## INSTRUCTIONS FOR THE TASK
Everything in the listing should be set down exactly, apart from the pictures.

## EXCERPTED RECORDS
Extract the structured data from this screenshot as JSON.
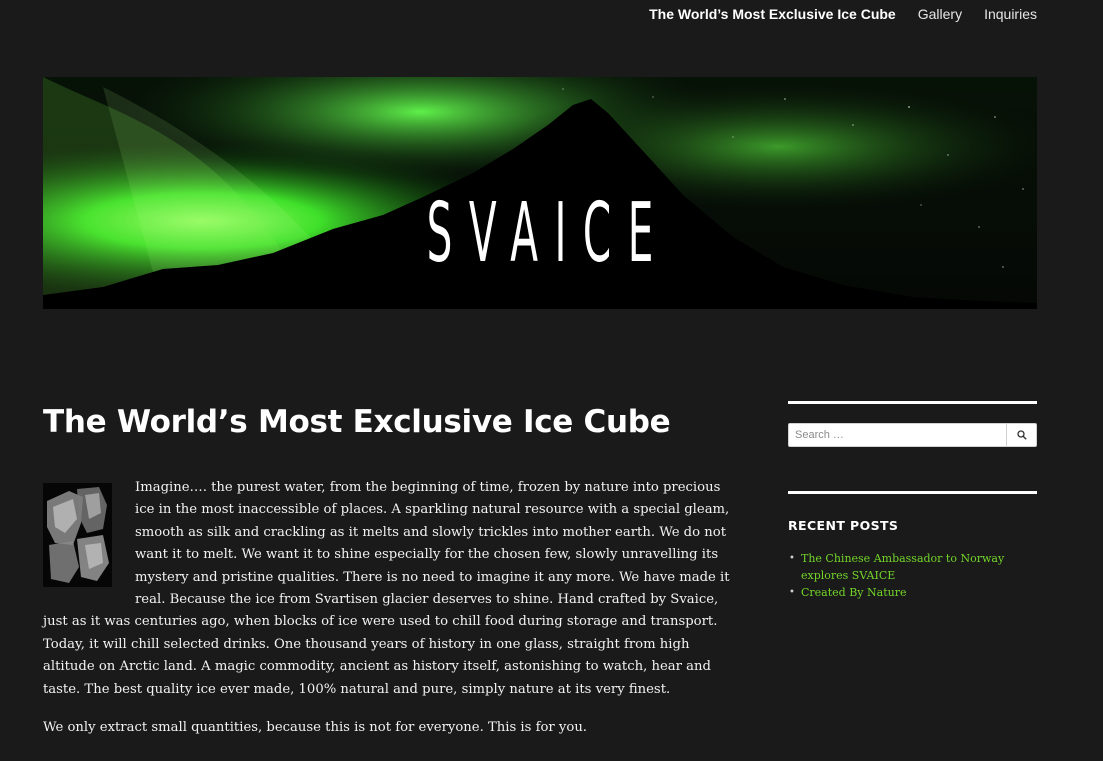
{
  "nav": {
    "items": [
      {
        "label": "The World’s Most Exclusive Ice Cube",
        "current": true
      },
      {
        "label": "Gallery",
        "current": false
      },
      {
        "label": "Inquiries",
        "current": false
      }
    ]
  },
  "header": {
    "site_title": "SVAICE"
  },
  "article": {
    "title": "The World’s Most Exclusive Ice Cube",
    "paragraphs": [
      "Imagine…. the purest water, from the beginning of time, frozen by nature into precious ice in the most inaccessible of places. A sparkling natural resource with a special gleam, smooth as silk and crackling as it melts and slowly trickles into mother earth. We do not want it to melt. We want it to shine especially for the chosen few, slowly unravelling its mystery and pristine qualities. There is no need to imagine it any more. We have made it real. Because the ice from Svartisen glacier deserves to shine. Hand crafted by Svaice, just as it was centuries ago, when blocks of ice were used to chill food during storage and transport. Today, it will chill selected drinks. One thousand years of history in one glass, straight from high altitude on Arctic land. A magic commodity, ancient as history itself, astonishing to watch, hear and taste. The best quality ice ever made, 100% natural and pure, simply nature at its very finest.",
      "We only extract small quantities, because this is not for everyone. This is for you."
    ]
  },
  "sidebar": {
    "search": {
      "placeholder": "Search …",
      "icon": "search-icon"
    },
    "recent_posts": {
      "title": "RECENT POSTS",
      "items": [
        "The Chinese Ambassador to Norway explores SVAICE",
        "Created By Nature"
      ]
    }
  },
  "colors": {
    "background": "#1a1a1a",
    "link_green": "#73d52a",
    "aurora_green": "#3ee02a"
  }
}
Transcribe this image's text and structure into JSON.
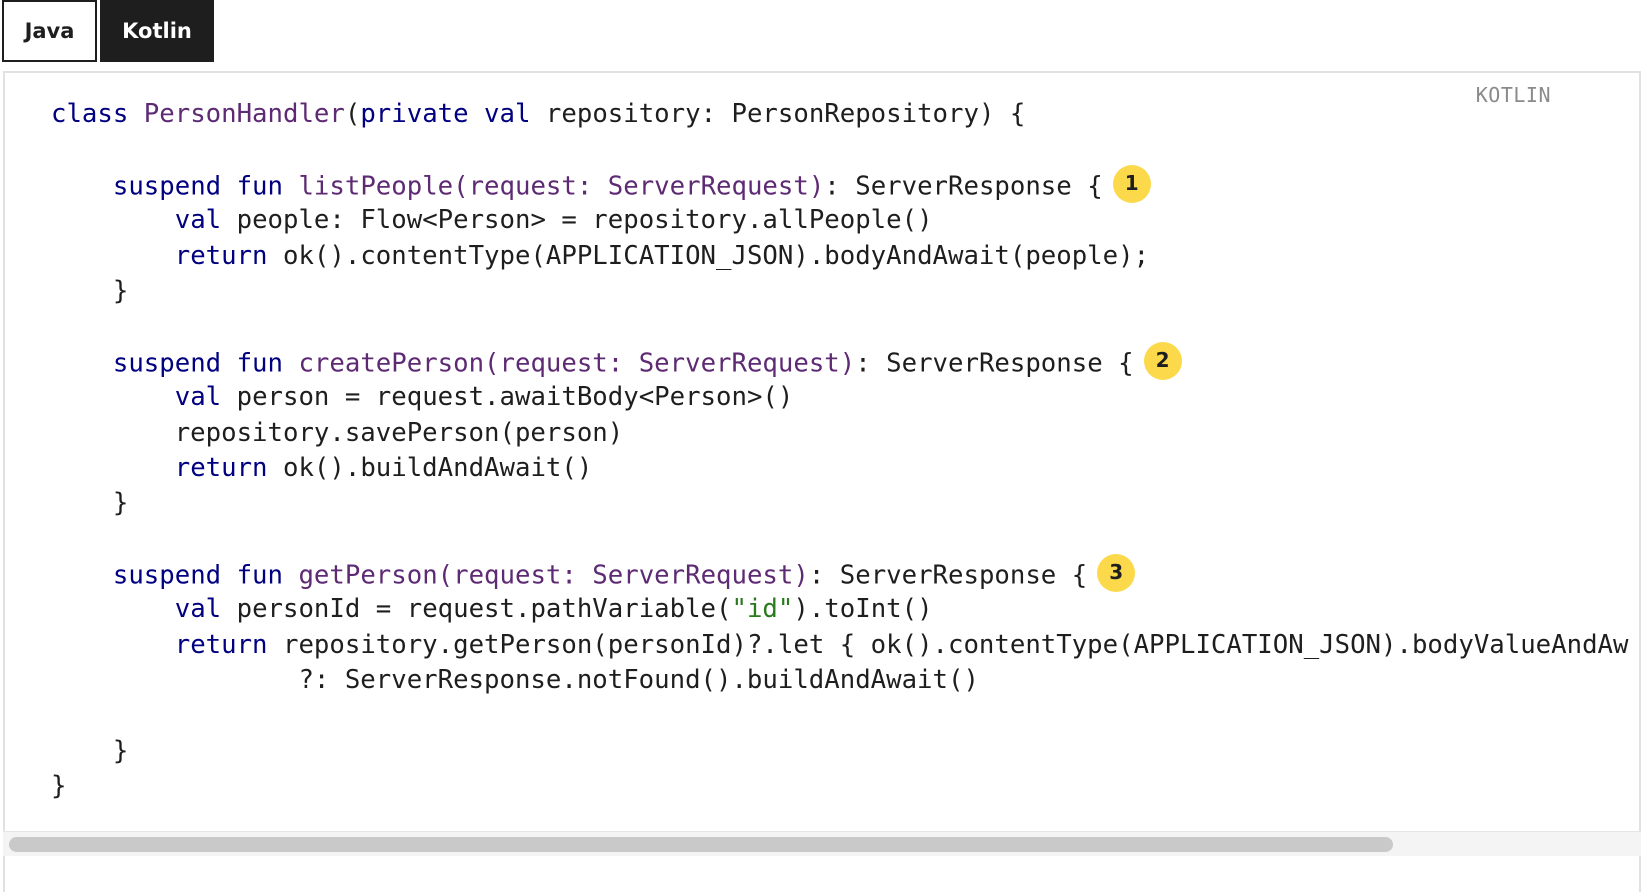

## WRITTEN ANSWER
Extract the structured data from this screenshot as JSON.
{
  "nav": {
    "items": [
      {
        "label": "The World’s Most Exclusive Ice Cube",
        "current": true
      },
      {
        "label": "Gallery",
        "current": false
      },
      {
        "label": "Inquiries",
        "current": false
      }
    ]
  },
  "header": {
    "site_title": "SVAICE"
  },
  "article": {
    "title": "The World’s Most Exclusive Ice Cube",
    "paragraphs": [
      "Imagine…. the purest water, from the beginning of time, frozen by nature into precious ice in the most inaccessible of places. A sparkling natural resource with a special gleam, smooth as silk and crackling as it melts and slowly trickles into mother earth. We do not want it to melt. We want it to shine especially for the chosen few, slowly unravelling its mystery and pristine qualities. There is no need to imagine it any more. We have made it real. Because the ice from Svartisen glacier deserves to shine. Hand crafted by Svaice, just as it was centuries ago, when blocks of ice were used to chill food during storage and transport. Today, it will chill selected drinks. One thousand years of history in one glass, straight from high altitude on Arctic land. A magic commodity, ancient as history itself, astonishing to watch, hear and taste. The best quality ice ever made, 100% natural and pure, simply nature at its very finest.",
      "We only extract small quantities, because this is not for everyone. This is for you."
    ]
  },
  "sidebar": {
    "search": {
      "placeholder": "Search …",
      "icon": "search-icon"
    },
    "recent_posts": {
      "title": "RECENT POSTS",
      "items": [
        "The Chinese Ambassador to Norway explores SVAICE",
        "Created By Nature"
      ]
    }
  },
  "colors": {
    "background": "#1a1a1a",
    "link_green": "#73d52a",
    "aurora_green": "#3ee02a"
  }
}
Transcribe this image's text and structure into JSON.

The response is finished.